**Supplied records**
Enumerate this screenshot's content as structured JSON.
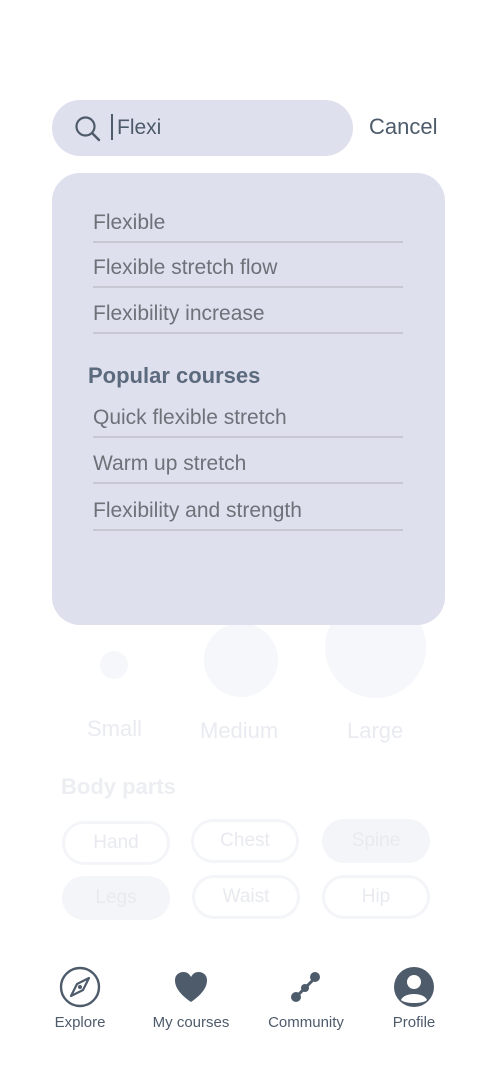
{
  "search": {
    "value": "Flexi",
    "cancel_label": "Cancel"
  },
  "suggestions": [
    "Flexible",
    "Flexible stretch flow",
    "Flexibility increase"
  ],
  "popular": {
    "title": "Popular courses",
    "items": [
      "Quick flexible stretch",
      "Warm up stretch",
      "Flexibility and strength"
    ]
  },
  "sizes": [
    "Small",
    "Medium",
    "Large"
  ],
  "body_parts": {
    "title": "Body parts",
    "chips": [
      "Hand",
      "Chest",
      "Spine",
      "Legs",
      "Waist",
      "Hip"
    ]
  },
  "nav": [
    {
      "label": "Explore",
      "icon": "compass-icon"
    },
    {
      "label": "My courses",
      "icon": "heart-icon"
    },
    {
      "label": "Community",
      "icon": "community-icon"
    },
    {
      "label": "Profile",
      "icon": "profile-icon"
    }
  ],
  "colors": {
    "panel_bg": "#dfe0ee",
    "accent_text": "#4e5b6b",
    "section_title": "#5b6a7c"
  }
}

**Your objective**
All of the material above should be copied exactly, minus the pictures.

**Response**
Enumerate this screenshot's content as structured JSON.
{
  "search": {
    "value": "Flexi",
    "cancel_label": "Cancel"
  },
  "suggestions": [
    "Flexible",
    "Flexible stretch flow",
    "Flexibility increase"
  ],
  "popular": {
    "title": "Popular courses",
    "items": [
      "Quick flexible stretch",
      "Warm up stretch",
      "Flexibility and strength"
    ]
  },
  "sizes": [
    "Small",
    "Medium",
    "Large"
  ],
  "body_parts": {
    "title": "Body parts",
    "chips": [
      "Hand",
      "Chest",
      "Spine",
      "Legs",
      "Waist",
      "Hip"
    ]
  },
  "nav": [
    {
      "label": "Explore",
      "icon": "compass-icon"
    },
    {
      "label": "My courses",
      "icon": "heart-icon"
    },
    {
      "label": "Community",
      "icon": "community-icon"
    },
    {
      "label": "Profile",
      "icon": "profile-icon"
    }
  ],
  "colors": {
    "panel_bg": "#dfe0ee",
    "accent_text": "#4e5b6b",
    "section_title": "#5b6a7c"
  }
}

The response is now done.